___ RECORDS FOR THE TASK ___

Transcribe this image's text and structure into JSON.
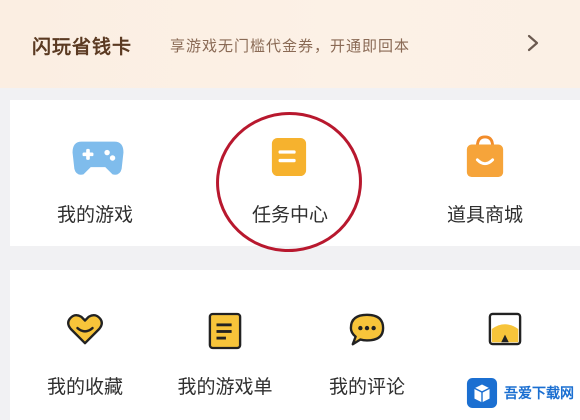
{
  "banner": {
    "brand": "闪玩省钱卡",
    "description": "享游戏无门槛代金券，开通即回本",
    "chevron_icon": "chevron-right-icon"
  },
  "top_grid": {
    "items": [
      {
        "label": "我的游戏",
        "icon": "gamepad-icon"
      },
      {
        "label": "任务中心",
        "icon": "task-note-icon"
      },
      {
        "label": "道具商城",
        "icon": "shopping-bag-icon"
      }
    ]
  },
  "bottom_grid": {
    "items": [
      {
        "label": "我的收藏",
        "icon": "heart-icon"
      },
      {
        "label": "我的游戏单",
        "icon": "list-note-icon"
      },
      {
        "label": "我的评论",
        "icon": "comment-bubble-icon"
      },
      {
        "label": "",
        "icon": "picture-frame-icon"
      }
    ]
  },
  "watermark": {
    "text": "吾爱下载网"
  },
  "colors": {
    "banner_bg": "#fbeee2",
    "accent_yellow": "#f7b731",
    "accent_blue": "#6fb4ea",
    "accent_orange": "#f5a03c",
    "highlight_circle": "#b8182e",
    "watermark_blue": "#1b6fd1"
  }
}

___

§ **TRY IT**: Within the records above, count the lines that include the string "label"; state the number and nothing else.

§ **YOUR SOLUTION**: 7